The point I am making is that countries perceived to be highly corrupt exhibit a poor human rights culture; lack of accountability and poor service delivery. President Ramaphosa must use a human rights approach as a frame through which to combat gross corruption. The UN General Assembly’s Agenda 2030 for sustainable development requires all states to “substantially reduce corruption and bribery in all their forms” and get the stolen money back by 2030 [Read Transforming Our World: The 2030 Agenda for Sustainable Development, GA Res. 70/1, 25 September 2015, Points 16.4, 16.51]
South Africans need to see justice done. The revitalised NPA must be characterised by effectiveness and efficiency in the pursuit of purposes as mandated by the Constitution and the enabling legislation. Effectiveness measures whether or not the prosecution service is achieving the goals society has set for it. The work of the NPA must help in punishing criminals. The NPA cannot continue to be seen as representing the interests of specific parties. Something ought to give and that something must be corruption.

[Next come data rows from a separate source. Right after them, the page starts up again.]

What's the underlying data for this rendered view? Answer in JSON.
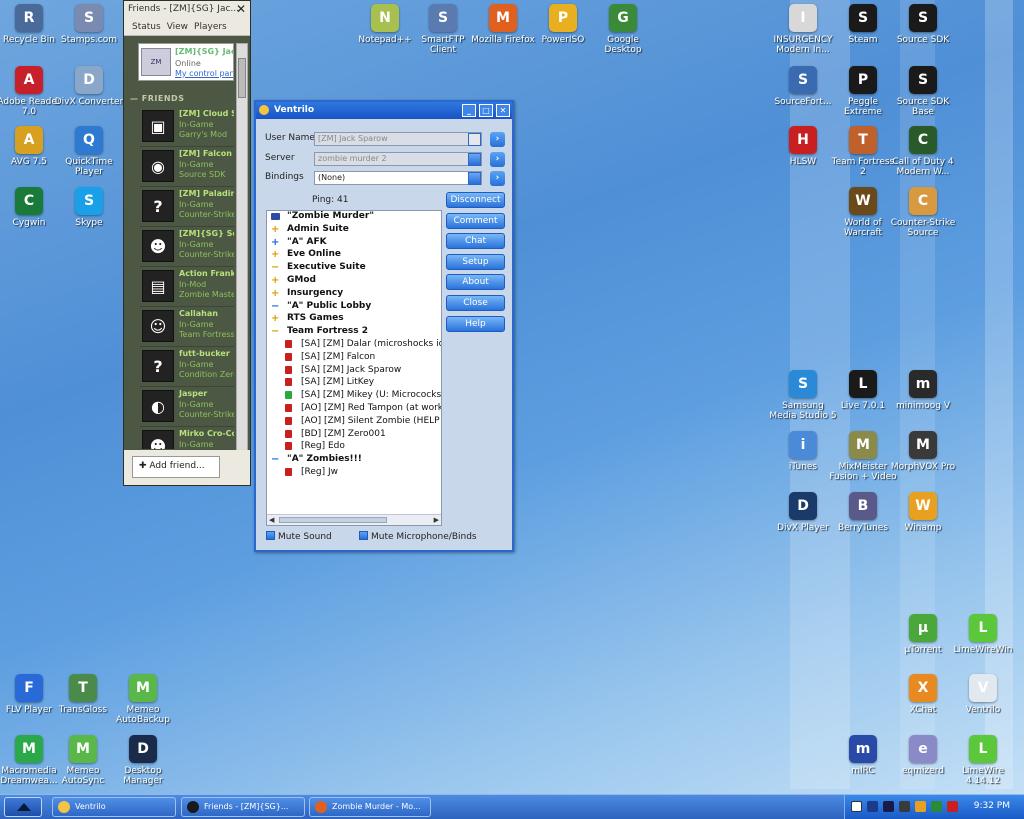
{
  "desktop_icons": [
    {
      "id": "recycle-bin",
      "label": "Recycle Bin",
      "icon": "trash-icon",
      "color": "#4a6a9a",
      "x": 0,
      "y": 0
    },
    {
      "id": "stamps",
      "label": "Stamps.com",
      "icon": "stamp-icon",
      "color": "#7a8ab0",
      "x": 0,
      "y": 0
    },
    {
      "id": "adobe",
      "label": "Adobe Reader 7.0",
      "icon": "pdf-icon",
      "color": "#c8202a"
    },
    {
      "id": "divx",
      "label": "DivX Converter",
      "icon": "divx-icon",
      "color": "#8aa6c8"
    },
    {
      "id": "avg",
      "label": "AVG 7.5",
      "icon": "shield-icon",
      "color": "#d8a020"
    },
    {
      "id": "quicktime",
      "label": "QuickTime Player",
      "icon": "quicktime-icon",
      "color": "#2d7ad0"
    },
    {
      "id": "cygwin",
      "label": "Cygwin",
      "icon": "terminal-icon",
      "color": "#1a7a3a"
    },
    {
      "id": "skype",
      "label": "Skype",
      "icon": "skype-icon",
      "color": "#1aa0e8"
    },
    {
      "id": "notepadpp",
      "label": "Notepad++",
      "icon": "notepad-icon",
      "color": "#a8c050"
    },
    {
      "id": "smartftp",
      "label": "SmartFTP Client",
      "icon": "ftp-icon",
      "color": "#5a7ab0"
    },
    {
      "id": "firefox",
      "label": "Mozilla Firefox",
      "icon": "firefox-icon",
      "color": "#e06020"
    },
    {
      "id": "poweriso",
      "label": "PowerISO",
      "icon": "disc-icon",
      "color": "#e8b020"
    },
    {
      "id": "gdesktop",
      "label": "Google Desktop",
      "icon": "google-icon",
      "color": "#3a8a3a"
    },
    {
      "id": "insurgency",
      "label": "INSURGENCY Modern In...",
      "icon": "fist-icon",
      "color": "#d8d8d8"
    },
    {
      "id": "steam",
      "label": "Steam",
      "icon": "steam-icon",
      "color": "#1a1a1a"
    },
    {
      "id": "sourcesdk",
      "label": "Source SDK",
      "icon": "steam-icon",
      "color": "#1a1a1a"
    },
    {
      "id": "sourcefort",
      "label": "SourceFort...",
      "icon": "sdk-icon",
      "color": "#3a6ab0"
    },
    {
      "id": "peggle",
      "label": "Peggle Extreme",
      "icon": "steam-icon",
      "color": "#1a1a1a"
    },
    {
      "id": "sdkbase",
      "label": "Source SDK Base",
      "icon": "steam-icon",
      "color": "#1a1a1a"
    },
    {
      "id": "hlsw",
      "label": "HLSW",
      "icon": "hlsw-icon",
      "color": "#c82020"
    },
    {
      "id": "tf2",
      "label": "Team Fortress 2",
      "icon": "tf2-icon",
      "color": "#c0602a"
    },
    {
      "id": "cod4",
      "label": "Call of Duty 4 Modern W...",
      "icon": "cod-icon",
      "color": "#2a5a2a"
    },
    {
      "id": "wow",
      "label": "World of Warcraft",
      "icon": "wow-icon",
      "color": "#6a4a1a"
    },
    {
      "id": "css",
      "label": "Counter-Strike Source",
      "icon": "cs-icon",
      "color": "#d89a40"
    },
    {
      "id": "samsung",
      "label": "Samsung Media Studio 5",
      "icon": "media-icon",
      "color": "#2a8ad8"
    },
    {
      "id": "live",
      "label": "Live 7.0.1",
      "icon": "live-icon",
      "color": "#1a1a1a"
    },
    {
      "id": "minimoog",
      "label": "minimoog V",
      "icon": "moog-icon",
      "color": "#2a2a2a"
    },
    {
      "id": "itunes",
      "label": "iTunes",
      "icon": "itunes-icon",
      "color": "#4a8ad8"
    },
    {
      "id": "mixmeister",
      "label": "MixMeister Fusion + Video",
      "icon": "mix-icon",
      "color": "#8a8a4a"
    },
    {
      "id": "morphvox",
      "label": "MorphVOX Pro",
      "icon": "morph-icon",
      "color": "#3a3a3a"
    },
    {
      "id": "divxplayer",
      "label": "DivX Player",
      "icon": "play-icon",
      "color": "#1a3a6a"
    },
    {
      "id": "berrytunes",
      "label": "BerryTunes",
      "icon": "berry-icon",
      "color": "#5a5a8a"
    },
    {
      "id": "winamp",
      "label": "Winamp",
      "icon": "winamp-icon",
      "color": "#e8a020"
    },
    {
      "id": "utorrent",
      "label": "µTorrent",
      "icon": "torrent-icon",
      "color": "#4aa83a"
    },
    {
      "id": "limewirewin",
      "label": "LimeWireWin",
      "icon": "lime-icon",
      "color": "#5ac83a"
    },
    {
      "id": "xchat",
      "label": "XChat",
      "icon": "x-icon",
      "color": "#e88a20"
    },
    {
      "id": "ventrilo",
      "label": "Ventrilo",
      "icon": "headset-icon",
      "color": "#e0e8f0"
    },
    {
      "id": "mirc",
      "label": "mIRC",
      "icon": "mirc-icon",
      "color": "#2a4aa8"
    },
    {
      "id": "eqmizerd",
      "label": "eqmizerd",
      "icon": "eq-icon",
      "color": "#8a8ac8"
    },
    {
      "id": "limewire",
      "label": "LimeWire 4.14.12",
      "icon": "lime-icon",
      "color": "#5ac83a"
    },
    {
      "id": "flvplayer",
      "label": "FLV Player",
      "icon": "flv-icon",
      "color": "#2a6ad8"
    },
    {
      "id": "transgloss",
      "label": "TransGloss",
      "icon": "gloss-icon",
      "color": "#4a8a4a"
    },
    {
      "id": "memeobackup",
      "label": "Memeo AutoBackup",
      "icon": "memeo-icon",
      "color": "#5ab84a"
    },
    {
      "id": "dreamweaver",
      "label": "Macromedia Dreamwea...",
      "icon": "dw-icon",
      "color": "#2aa84a"
    },
    {
      "id": "memeosync",
      "label": "Memeo AutoSync",
      "icon": "memeo-icon",
      "color": "#5ab84a"
    },
    {
      "id": "desktopmgr",
      "label": "Desktop Manager",
      "icon": "bb-icon",
      "color": "#1a2a4a"
    }
  ],
  "friends": {
    "title": "Friends - [ZM]{SG} Jac...",
    "menu": [
      "Status",
      "View",
      "Players"
    ],
    "me": {
      "name": "[ZM]{SG} Jack Sparow",
      "status": "Online",
      "control_panel": "My control panel"
    },
    "header": "FRIENDS",
    "list": [
      {
        "name": "[ZM] Cloud Str...",
        "status": "In-Game",
        "game": "Garry's Mod",
        "avatar": "▣"
      },
      {
        "name": "[ZM] Falcon",
        "status": "In-Game",
        "game": "Source SDK",
        "avatar": "◉"
      },
      {
        "name": "[ZM] Paladin...",
        "status": "In-Game",
        "game": "Counter-Strike...",
        "avatar": "?"
      },
      {
        "name": "[ZM]{SG} Se...",
        "status": "In-Game",
        "game": "Counter-Strike...",
        "avatar": "☻"
      },
      {
        "name": "Action Frank",
        "status": "In-Mod",
        "game": "Zombie Master",
        "avatar": "▤"
      },
      {
        "name": "Callahan",
        "status": "In-Game",
        "game": "Team Fortress...",
        "avatar": "☺"
      },
      {
        "name": "futt-bucker",
        "status": "In-Game",
        "game": "Condition Zero",
        "avatar": "?"
      },
      {
        "name": "Jasper",
        "status": "In-Game",
        "game": "Counter-Strike...",
        "avatar": "◐"
      },
      {
        "name": "Mirko Cro-Co...",
        "status": "In-Game",
        "game": "",
        "avatar": "☻"
      }
    ],
    "add_friend": "Add friend..."
  },
  "ventrilo": {
    "title": "Ventrilo",
    "labels": {
      "username": "User Name",
      "server": "Server",
      "bindings": "Bindings"
    },
    "username_value": "[ZM] Jack Sparow",
    "server_value": "zombie murder 2",
    "bindings_value": "(None)",
    "ping": "Ping: 41",
    "buttons": [
      "Disconnect",
      "Comment",
      "Chat",
      "Setup",
      "About",
      "Close",
      "Help"
    ],
    "tree": [
      {
        "type": "server",
        "text": "\"Zombie Murder\""
      },
      {
        "type": "chan",
        "mark": "+",
        "text": "Admin Suite"
      },
      {
        "type": "chan",
        "mark": "+",
        "text": "\"A\" AFK",
        "color": "#1a6ad8"
      },
      {
        "type": "chan",
        "mark": "+",
        "text": "Eve Online"
      },
      {
        "type": "chan",
        "mark": "−",
        "text": "Executive Suite"
      },
      {
        "type": "chan",
        "mark": "+",
        "text": "GMod"
      },
      {
        "type": "chan",
        "mark": "+",
        "text": "Insurgency"
      },
      {
        "type": "chan",
        "mark": "−",
        "text": "\"A\" Public Lobby",
        "color": "#1a6ad8"
      },
      {
        "type": "chan",
        "mark": "+",
        "text": "RTS Games"
      },
      {
        "type": "chan",
        "mark": "−",
        "text": "Team Fortress 2"
      },
      {
        "type": "user",
        "text": "[SA] [ZM] Dalar (microshocks id STE..."
      },
      {
        "type": "user",
        "text": "[SA] [ZM] Falcon"
      },
      {
        "type": "user",
        "text": "[SA] [ZM] Jack Sparow"
      },
      {
        "type": "user",
        "text": "[SA] [ZM] LitKey"
      },
      {
        "type": "user",
        "text": "[SA] [ZM] Mikey (U: Micrococks)",
        "talking": true
      },
      {
        "type": "user",
        "text": "[AO] [ZM] Red Tampon (at work, no..."
      },
      {
        "type": "user",
        "text": "[AO] [ZM] Silent Zombie (HELP FILL..."
      },
      {
        "type": "user",
        "text": "[BD] [ZM] Zero001"
      },
      {
        "type": "user",
        "text": "[Reg] Edo"
      },
      {
        "type": "chan",
        "mark": "−",
        "text": "\"A\" Zombies!!!",
        "color": "#1a6ad8"
      },
      {
        "type": "user",
        "text": "[Reg] Jw"
      }
    ],
    "mute_sound": "Mute Sound",
    "mute_mic": "Mute Microphone/Binds"
  },
  "taskbar": {
    "tasks": [
      {
        "label": "Ventrilo",
        "icon": "headset-icon",
        "color": "#f5c342"
      },
      {
        "label": "Friends - [ZM]{SG}...",
        "icon": "steam-icon",
        "color": "#1a1a1a"
      },
      {
        "label": "Zombie Murder - Mo...",
        "icon": "firefox-icon",
        "color": "#e06020"
      }
    ],
    "clock": "9:32 PM"
  }
}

Of course for individuals such as me as academics and others — including political commentators and armchair critics — it is easy to criticise the Zondo commission, and the perceived slow pace of the NPA to initiate criminal prosecutions against grand corruption and State Capture perpetrators.

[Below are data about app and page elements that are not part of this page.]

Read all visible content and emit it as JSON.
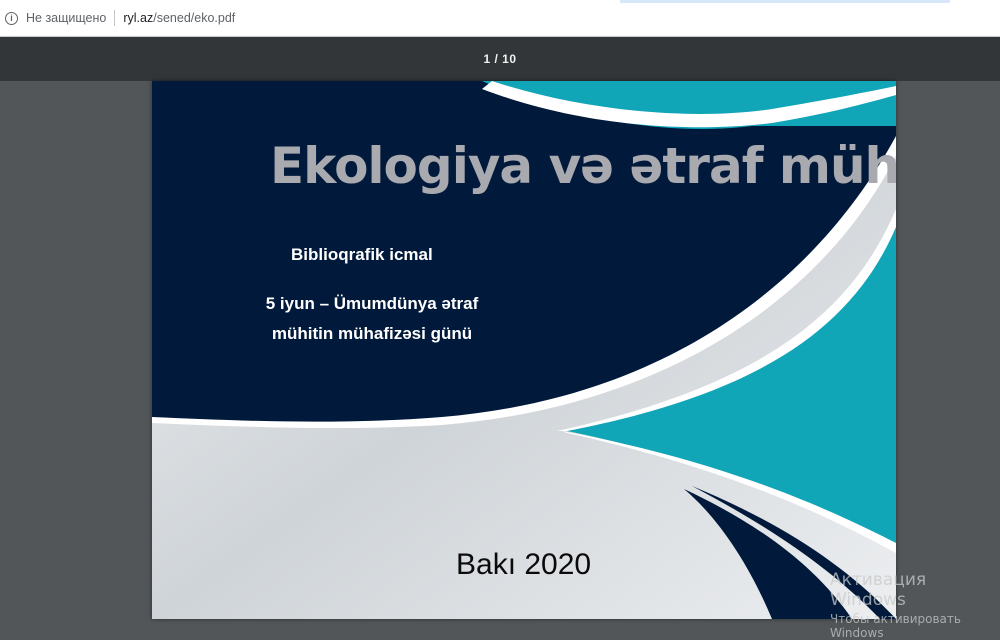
{
  "browser": {
    "security_label": "Не защищено",
    "url_host": "ryl.az",
    "url_path": "/sened/eko.pdf"
  },
  "pdf_toolbar": {
    "current_page": "1",
    "separator": "/",
    "total_pages": "10"
  },
  "document": {
    "title": "Ekologiya və ətraf mühit",
    "subtitle": "Biblioqrafik icmal",
    "occasion_line1": "5 iyun – Ümumdünya ətraf",
    "occasion_line2": "mühitin mühafizəsi günü",
    "place_year": "Bakı 2020",
    "colors": {
      "navy": "#01193a",
      "teal": "#11a5b8",
      "silver": "#d9dde1",
      "title_gray": "#a9aab0"
    }
  },
  "watermark": {
    "line1": "Активация Windows",
    "line2": "Чтобы активировать Windows"
  }
}
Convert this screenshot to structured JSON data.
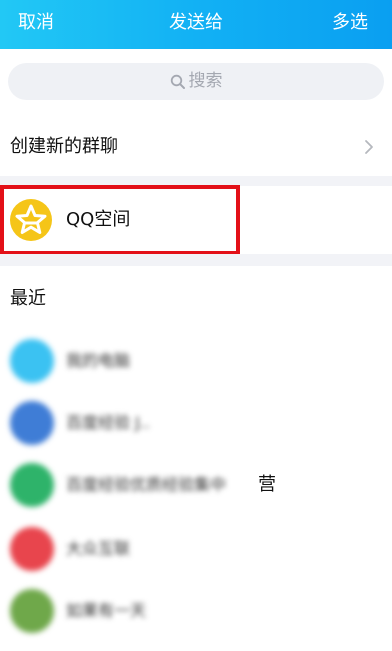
{
  "header": {
    "cancel_label": "取消",
    "title": "发送给",
    "multi_select_label": "多选"
  },
  "search": {
    "placeholder": "搜索",
    "icon": "search-icon"
  },
  "create_group": {
    "label": "创建新的群聊",
    "icon": "chevron-right-icon"
  },
  "qzone": {
    "label": "QQ空间",
    "icon": "qzone-star-icon",
    "icon_color": "#f5c518"
  },
  "recent": {
    "title": "最近",
    "contacts": [
      {
        "name": "我的电脑",
        "avatar_color": "#3bc2f2"
      },
      {
        "name": "百度经验 J..",
        "avatar_color": "#3f7dd6"
      },
      {
        "name": "百度经验优质经验集中",
        "tail": "营",
        "avatar_color": "#2eb36a"
      },
      {
        "name": "大众互联",
        "avatar_color": "#e8454d"
      },
      {
        "name": "如果有一天",
        "avatar_color": "#6fa84a"
      }
    ]
  },
  "colors": {
    "header_start": "#22c8f5",
    "header_end": "#0a9ff1",
    "highlight": "#e31018",
    "section_gap": "#f2f3f7"
  }
}
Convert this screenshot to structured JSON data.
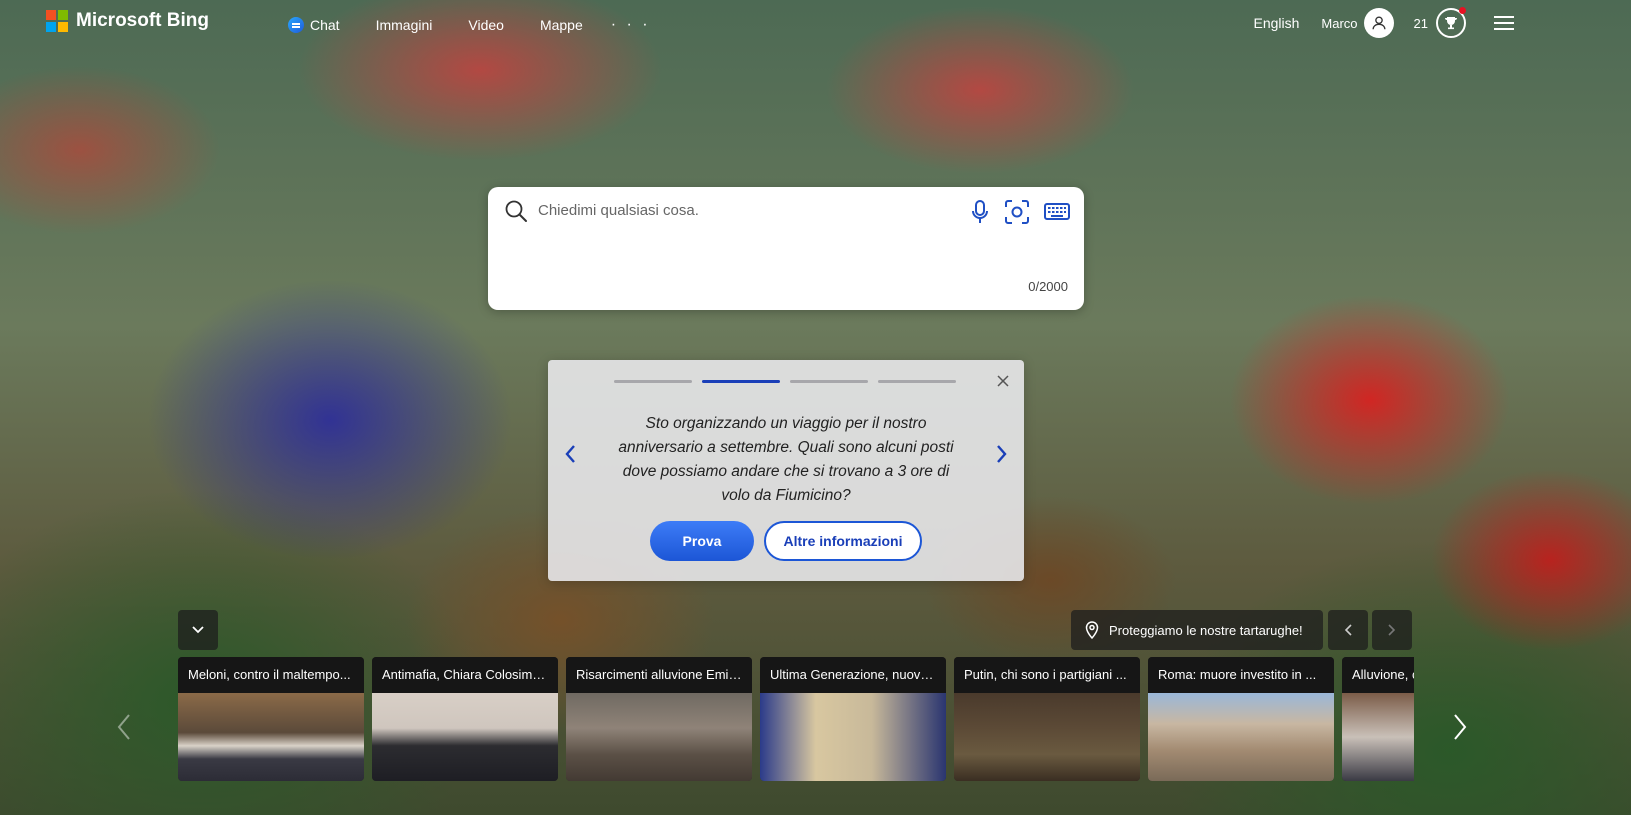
{
  "header": {
    "brand": "Microsoft Bing",
    "nav": [
      {
        "label": "Chat",
        "icon": "chat-icon"
      },
      {
        "label": "Immagini"
      },
      {
        "label": "Video"
      },
      {
        "label": "Mappe"
      }
    ],
    "more": "· · ·",
    "language": "English",
    "user_name": "Marco",
    "reward_points": "21"
  },
  "search": {
    "placeholder": "Chiedimi qualsiasi cosa.",
    "value": "",
    "counter": "0/2000"
  },
  "suggestion": {
    "prompt": "Sto organizzando un viaggio per il nostro anniversario a settembre. Quali sono alcuni posti dove possiamo andare che si trovano a 3 ore di volo da Fiumicino?",
    "try_label": "Prova",
    "more_label": "Altre informazioni",
    "steps_total": 4,
    "active_step": 2
  },
  "location": {
    "label": "Proteggiamo le nostre tartarughe!"
  },
  "news": [
    {
      "title": "Meloni, contro il maltempo..."
    },
    {
      "title": "Antimafia, Chiara Colosimo..."
    },
    {
      "title": "Risarcimenti alluvione Emili..."
    },
    {
      "title": "Ultima Generazione, nuovo..."
    },
    {
      "title": "Putin, chi sono i partigiani ..."
    },
    {
      "title": "Roma: muore investito in ..."
    },
    {
      "title": "Alluvione, c"
    }
  ],
  "colors": {
    "accent": "#1c56d6",
    "accent_dark": "#1a3fb8",
    "notification": "#e81123"
  }
}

A mistake must not be made that the Zondo commission was constituted as in investigative arm of the NPA, with the expectation that the NPA must spring to action once an alleged act of corruption is exposed at the Zondo commission. Legally and technically, the functions and mandate of the NPA and the Zondo Commission with regard State Capture are separate. Be that as it may, one would have expected that by now a blueprint would have been developed to co-ordinate the efforts of the NPA and commissions of inquiry, and their sharing of information with regard to corruption.
No law or instruction has been issued by the legislature prohibiting parallel investigation by the NPA. Obviously, the Zondo commission cannot afford to find itself under allegations of deceitfully carrying on a criminal investigation under the guise of a presidential inquiry. In fact, if I remember well the allegation was made during the first appearance of former president Zuma at the Zondo commission.
It was argued by his legal representative, Muzi Sikhkakhane SC, that his continued role at the commission under the circumstances the Zuma camp denounced would risk Zuma’s constitutional rights. However, as taxpayers, we will need to know at the conclusion of the Zondo commission if there is the existence of or the potential for a criminal investigation. We also need to be led by our own state institutions such as the NPA and the Hawks in combating corruption and prosecuting all those proven beyond reasonable doubt that they have had a hand in corruption (State Capture) and corrupt activities (theft of state resources, self-enrichment, abusing public office, embezzlement, tax evasion, fronting for state tenders, and many other acts of corruption).
Professor Omphemetse S Sibanda Snr is a full Professor of Law in the Department of Public and Environmental Law at the School of Law Faculty of Management and Law, University of Limpopo.
Winston Churchill gave Charlie Chaplin bricklaying lessons. The activity was a hobby for Churchill.